- Task
Exact copies of the lines from the one holding "Extract the structured" through the last line of the entries below are to be printed, with pictures omitted.

- Excerpted records
::::::::::
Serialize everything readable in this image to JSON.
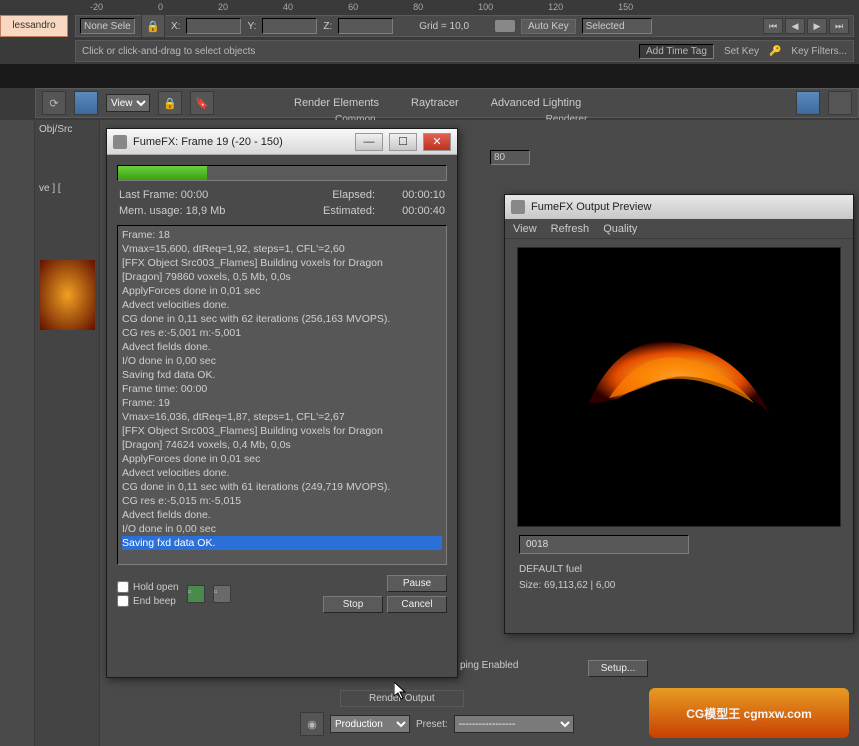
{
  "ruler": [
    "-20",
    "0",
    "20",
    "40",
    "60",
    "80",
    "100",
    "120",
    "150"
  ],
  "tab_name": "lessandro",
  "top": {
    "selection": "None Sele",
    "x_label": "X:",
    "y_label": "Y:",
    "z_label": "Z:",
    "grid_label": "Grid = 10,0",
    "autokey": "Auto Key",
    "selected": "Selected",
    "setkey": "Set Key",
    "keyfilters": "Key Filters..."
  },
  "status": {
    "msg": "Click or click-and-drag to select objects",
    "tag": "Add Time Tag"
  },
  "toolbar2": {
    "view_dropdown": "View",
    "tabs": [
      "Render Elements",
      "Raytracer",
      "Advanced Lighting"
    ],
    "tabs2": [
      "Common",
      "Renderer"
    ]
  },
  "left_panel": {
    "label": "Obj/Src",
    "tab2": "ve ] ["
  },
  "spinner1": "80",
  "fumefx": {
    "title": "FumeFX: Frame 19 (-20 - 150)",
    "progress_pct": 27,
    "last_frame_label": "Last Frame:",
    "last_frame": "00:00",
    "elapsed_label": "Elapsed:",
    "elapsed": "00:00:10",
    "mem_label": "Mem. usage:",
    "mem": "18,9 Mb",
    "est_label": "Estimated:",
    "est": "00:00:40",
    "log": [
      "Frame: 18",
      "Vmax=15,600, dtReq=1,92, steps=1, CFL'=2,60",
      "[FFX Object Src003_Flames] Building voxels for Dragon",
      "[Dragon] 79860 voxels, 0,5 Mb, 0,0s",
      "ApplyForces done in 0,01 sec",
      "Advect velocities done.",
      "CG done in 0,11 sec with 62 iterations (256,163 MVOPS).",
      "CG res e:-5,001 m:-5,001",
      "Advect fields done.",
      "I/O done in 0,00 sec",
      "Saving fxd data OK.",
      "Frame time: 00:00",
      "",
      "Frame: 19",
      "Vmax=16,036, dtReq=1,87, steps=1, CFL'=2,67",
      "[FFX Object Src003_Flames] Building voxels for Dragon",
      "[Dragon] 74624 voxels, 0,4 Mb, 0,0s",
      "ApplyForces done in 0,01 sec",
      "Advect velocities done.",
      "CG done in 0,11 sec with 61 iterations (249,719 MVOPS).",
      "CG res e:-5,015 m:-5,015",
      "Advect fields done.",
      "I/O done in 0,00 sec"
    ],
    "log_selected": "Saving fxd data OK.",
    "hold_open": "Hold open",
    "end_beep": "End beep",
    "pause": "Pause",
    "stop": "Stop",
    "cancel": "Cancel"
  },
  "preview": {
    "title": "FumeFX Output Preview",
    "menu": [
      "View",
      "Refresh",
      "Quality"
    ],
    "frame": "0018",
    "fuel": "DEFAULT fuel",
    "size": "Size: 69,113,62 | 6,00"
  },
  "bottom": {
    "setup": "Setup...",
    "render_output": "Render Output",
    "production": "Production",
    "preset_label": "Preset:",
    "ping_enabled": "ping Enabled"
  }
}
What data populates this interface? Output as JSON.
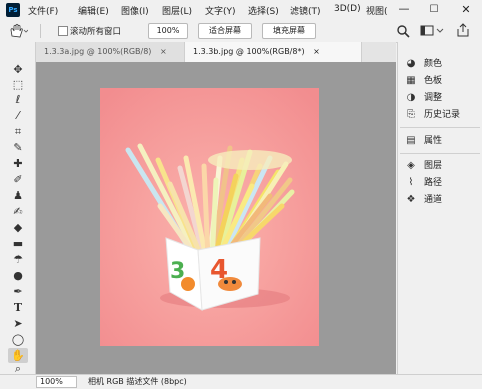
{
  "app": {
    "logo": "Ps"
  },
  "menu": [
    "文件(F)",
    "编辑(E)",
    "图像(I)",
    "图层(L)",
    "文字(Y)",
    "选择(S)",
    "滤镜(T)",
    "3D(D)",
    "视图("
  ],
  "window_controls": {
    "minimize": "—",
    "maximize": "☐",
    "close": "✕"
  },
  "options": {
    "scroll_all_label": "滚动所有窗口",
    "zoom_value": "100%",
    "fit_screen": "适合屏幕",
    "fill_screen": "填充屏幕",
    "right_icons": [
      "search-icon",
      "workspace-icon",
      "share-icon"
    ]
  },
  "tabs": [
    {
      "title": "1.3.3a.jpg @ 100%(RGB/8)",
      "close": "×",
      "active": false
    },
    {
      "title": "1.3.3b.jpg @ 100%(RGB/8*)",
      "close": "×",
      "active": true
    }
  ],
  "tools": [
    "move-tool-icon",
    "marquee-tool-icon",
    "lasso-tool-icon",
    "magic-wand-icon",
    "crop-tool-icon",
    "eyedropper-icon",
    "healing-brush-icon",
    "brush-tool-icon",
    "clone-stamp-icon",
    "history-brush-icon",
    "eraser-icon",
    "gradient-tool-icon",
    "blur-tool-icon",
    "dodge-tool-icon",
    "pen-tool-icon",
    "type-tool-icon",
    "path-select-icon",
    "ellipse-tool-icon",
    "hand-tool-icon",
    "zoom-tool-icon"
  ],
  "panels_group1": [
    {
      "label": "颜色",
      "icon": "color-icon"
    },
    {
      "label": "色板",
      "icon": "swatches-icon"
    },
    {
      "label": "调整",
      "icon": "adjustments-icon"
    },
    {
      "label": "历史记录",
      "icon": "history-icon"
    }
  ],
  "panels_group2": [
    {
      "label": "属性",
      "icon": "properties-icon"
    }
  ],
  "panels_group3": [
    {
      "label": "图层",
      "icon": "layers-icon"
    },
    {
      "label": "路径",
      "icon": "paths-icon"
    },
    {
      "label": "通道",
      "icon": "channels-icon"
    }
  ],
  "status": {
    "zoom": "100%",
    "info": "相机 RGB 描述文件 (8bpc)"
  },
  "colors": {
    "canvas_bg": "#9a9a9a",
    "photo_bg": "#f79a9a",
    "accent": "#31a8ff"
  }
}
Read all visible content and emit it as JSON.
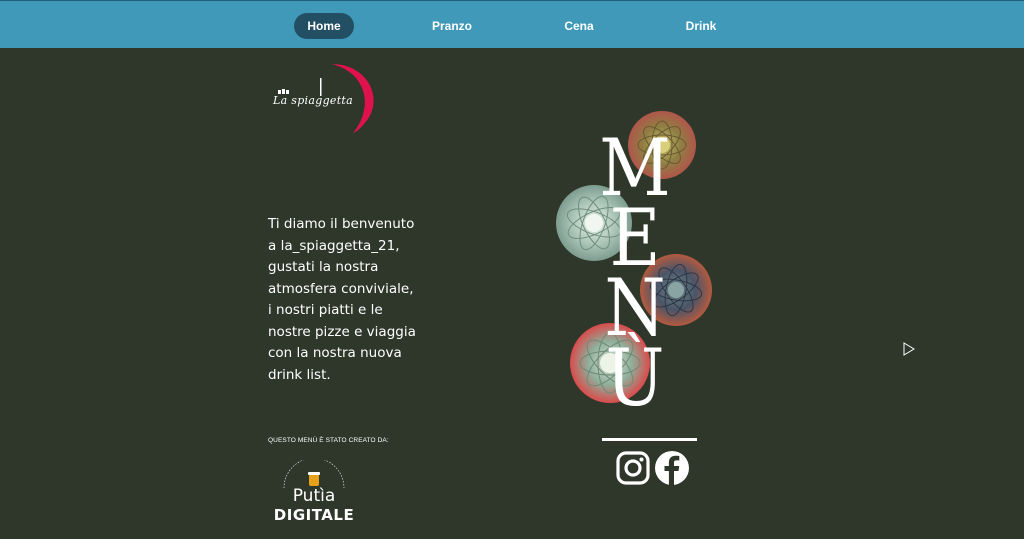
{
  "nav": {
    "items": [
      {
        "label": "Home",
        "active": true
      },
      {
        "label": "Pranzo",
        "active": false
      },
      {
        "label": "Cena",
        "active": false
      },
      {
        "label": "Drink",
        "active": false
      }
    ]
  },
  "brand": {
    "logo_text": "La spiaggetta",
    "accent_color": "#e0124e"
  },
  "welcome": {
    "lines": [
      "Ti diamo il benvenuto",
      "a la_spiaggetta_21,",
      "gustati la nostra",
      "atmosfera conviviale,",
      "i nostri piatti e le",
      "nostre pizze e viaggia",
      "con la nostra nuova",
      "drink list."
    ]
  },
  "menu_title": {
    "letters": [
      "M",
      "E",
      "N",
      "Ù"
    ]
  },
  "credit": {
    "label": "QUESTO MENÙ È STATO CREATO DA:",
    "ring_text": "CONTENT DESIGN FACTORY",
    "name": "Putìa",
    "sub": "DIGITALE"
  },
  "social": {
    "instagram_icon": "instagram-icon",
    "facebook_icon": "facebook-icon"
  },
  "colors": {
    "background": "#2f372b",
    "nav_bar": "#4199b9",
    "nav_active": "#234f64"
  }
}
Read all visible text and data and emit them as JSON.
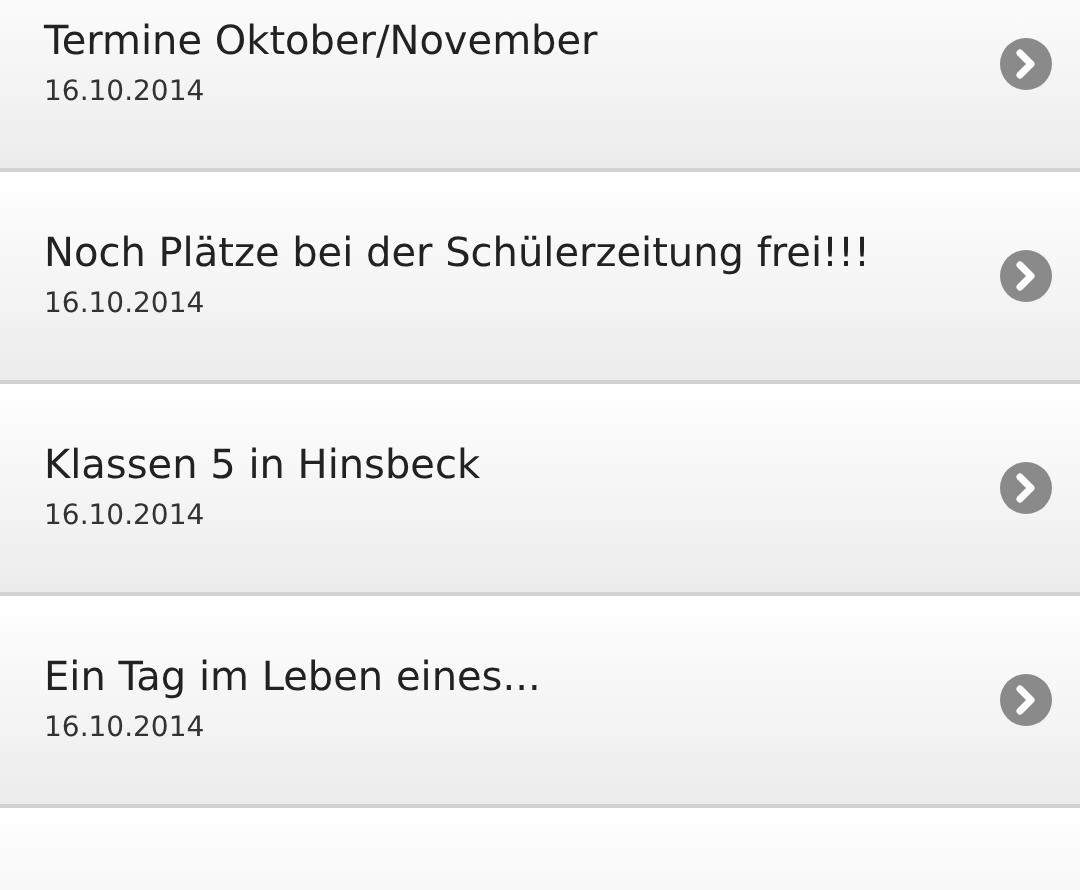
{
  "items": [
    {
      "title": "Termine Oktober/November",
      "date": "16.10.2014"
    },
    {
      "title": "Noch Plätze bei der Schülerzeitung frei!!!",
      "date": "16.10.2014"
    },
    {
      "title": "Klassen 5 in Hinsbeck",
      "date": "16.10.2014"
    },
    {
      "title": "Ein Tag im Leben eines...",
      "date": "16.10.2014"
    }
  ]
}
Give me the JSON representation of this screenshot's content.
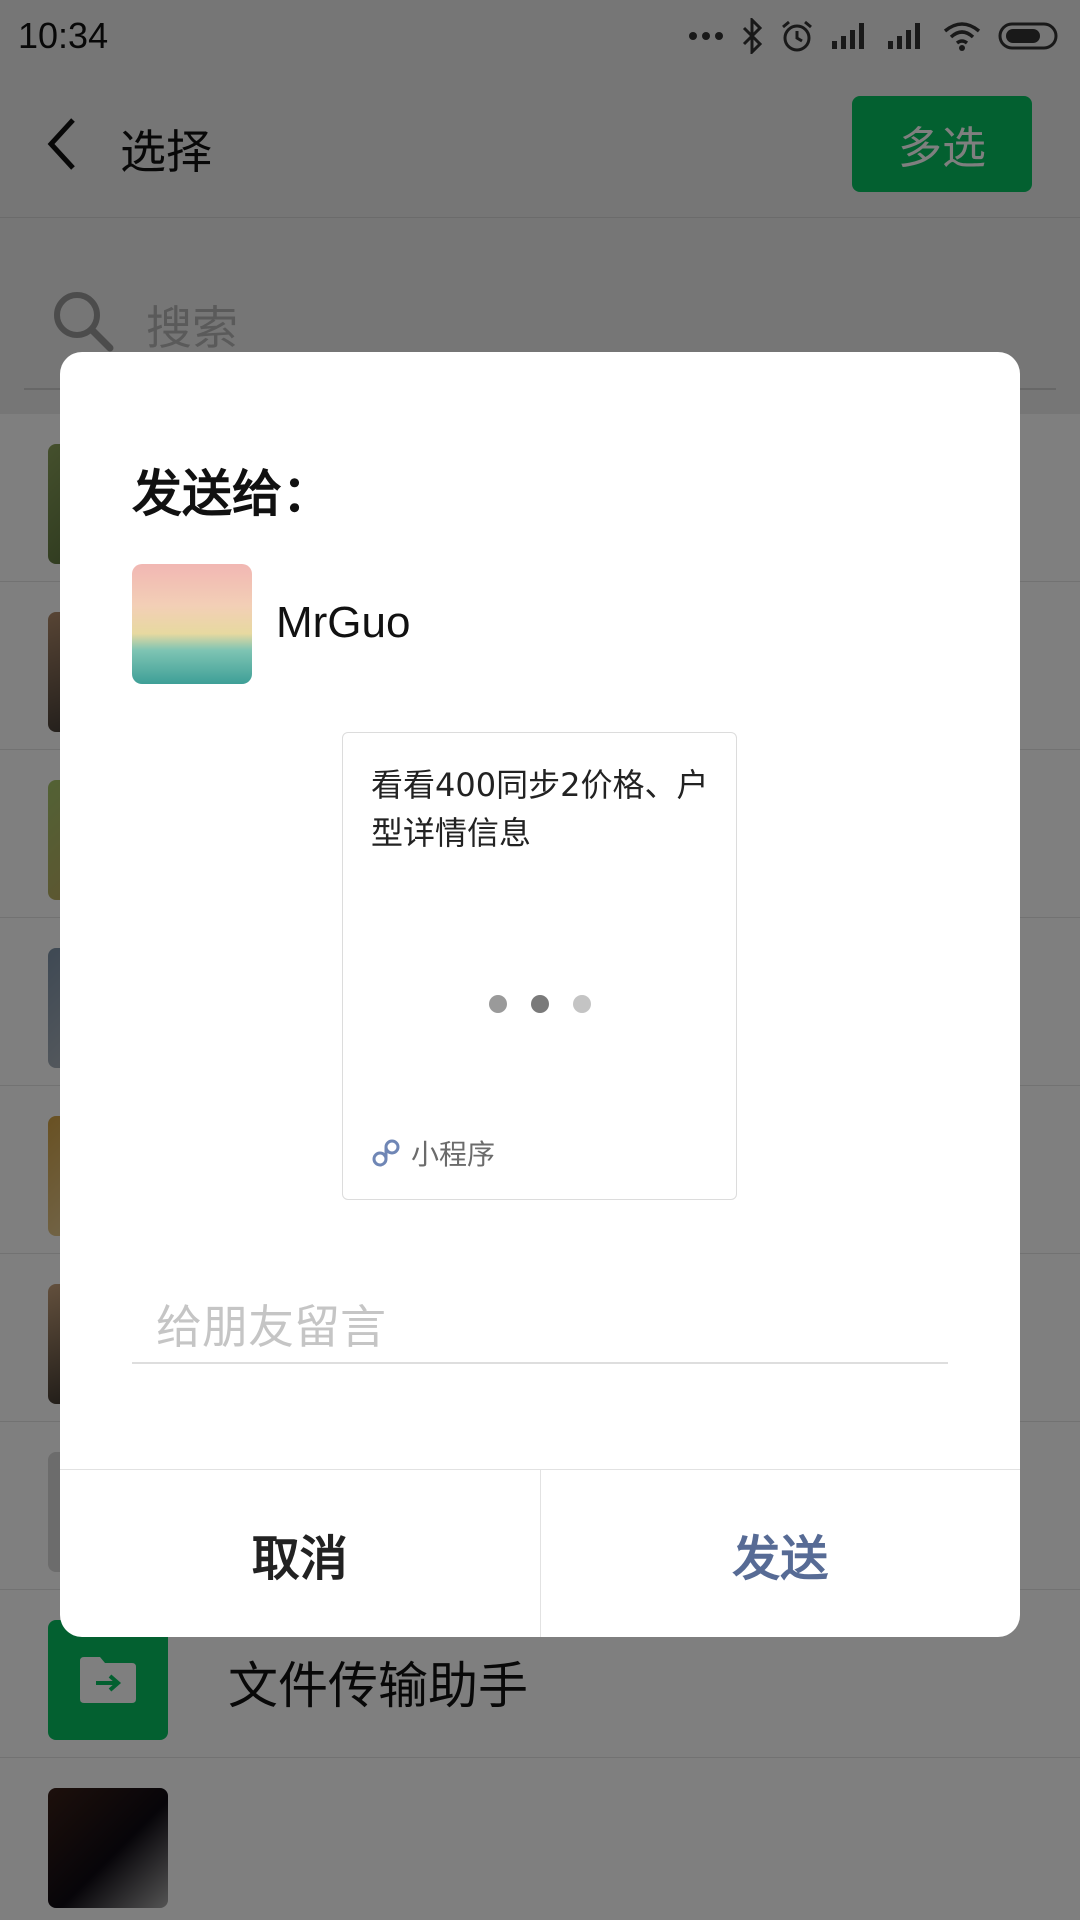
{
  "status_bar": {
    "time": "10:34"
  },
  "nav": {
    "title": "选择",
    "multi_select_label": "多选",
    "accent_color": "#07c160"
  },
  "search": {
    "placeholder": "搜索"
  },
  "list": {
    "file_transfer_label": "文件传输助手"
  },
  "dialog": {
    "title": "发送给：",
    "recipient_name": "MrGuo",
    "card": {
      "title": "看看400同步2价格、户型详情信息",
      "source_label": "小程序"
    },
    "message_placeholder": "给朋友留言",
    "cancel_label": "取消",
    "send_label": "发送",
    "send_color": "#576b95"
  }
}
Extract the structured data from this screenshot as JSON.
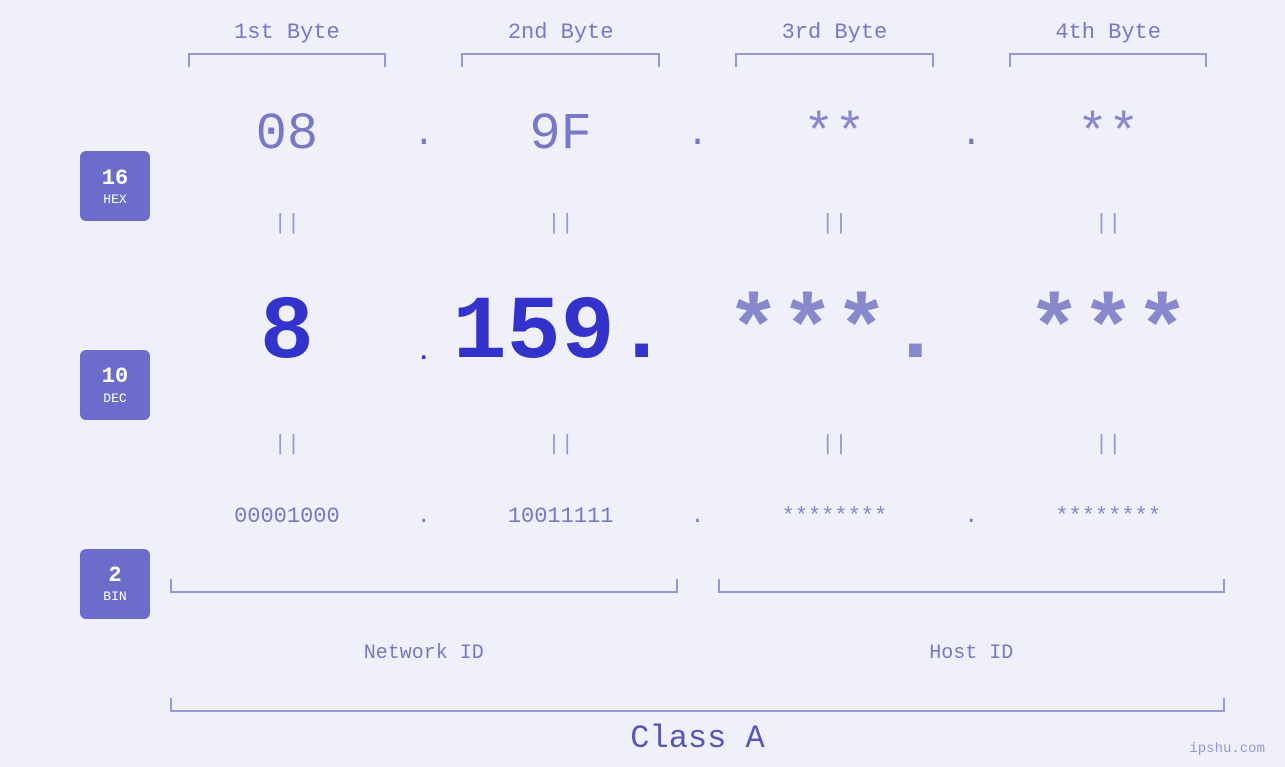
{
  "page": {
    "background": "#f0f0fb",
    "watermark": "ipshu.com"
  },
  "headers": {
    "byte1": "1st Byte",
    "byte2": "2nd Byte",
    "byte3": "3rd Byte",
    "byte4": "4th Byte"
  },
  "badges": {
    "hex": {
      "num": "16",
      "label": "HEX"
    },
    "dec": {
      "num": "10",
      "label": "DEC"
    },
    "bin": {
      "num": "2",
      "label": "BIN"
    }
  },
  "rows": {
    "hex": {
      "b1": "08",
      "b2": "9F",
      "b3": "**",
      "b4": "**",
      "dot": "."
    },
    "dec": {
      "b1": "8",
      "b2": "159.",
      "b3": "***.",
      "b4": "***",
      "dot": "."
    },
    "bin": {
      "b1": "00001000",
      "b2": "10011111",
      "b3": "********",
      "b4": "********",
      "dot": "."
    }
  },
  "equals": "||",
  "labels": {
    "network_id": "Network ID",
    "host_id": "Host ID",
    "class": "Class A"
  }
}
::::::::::
- Completed task
Extract the structured data from this screenshot as JSON.
{
  "page": {
    "background": "#f0f0fb",
    "watermark": "ipshu.com"
  },
  "headers": {
    "byte1": "1st Byte",
    "byte2": "2nd Byte",
    "byte3": "3rd Byte",
    "byte4": "4th Byte"
  },
  "badges": {
    "hex": {
      "num": "16",
      "label": "HEX"
    },
    "dec": {
      "num": "10",
      "label": "DEC"
    },
    "bin": {
      "num": "2",
      "label": "BIN"
    }
  },
  "rows": {
    "hex": {
      "b1": "08",
      "b2": "9F",
      "b3": "**",
      "b4": "**",
      "dot": "."
    },
    "dec": {
      "b1": "8",
      "b2": "159.",
      "b3": "***.",
      "b4": "***",
      "dot": "."
    },
    "bin": {
      "b1": "00001000",
      "b2": "10011111",
      "b3": "********",
      "b4": "********",
      "dot": "."
    }
  },
  "equals": "||",
  "labels": {
    "network_id": "Network ID",
    "host_id": "Host ID",
    "class": "Class A"
  }
}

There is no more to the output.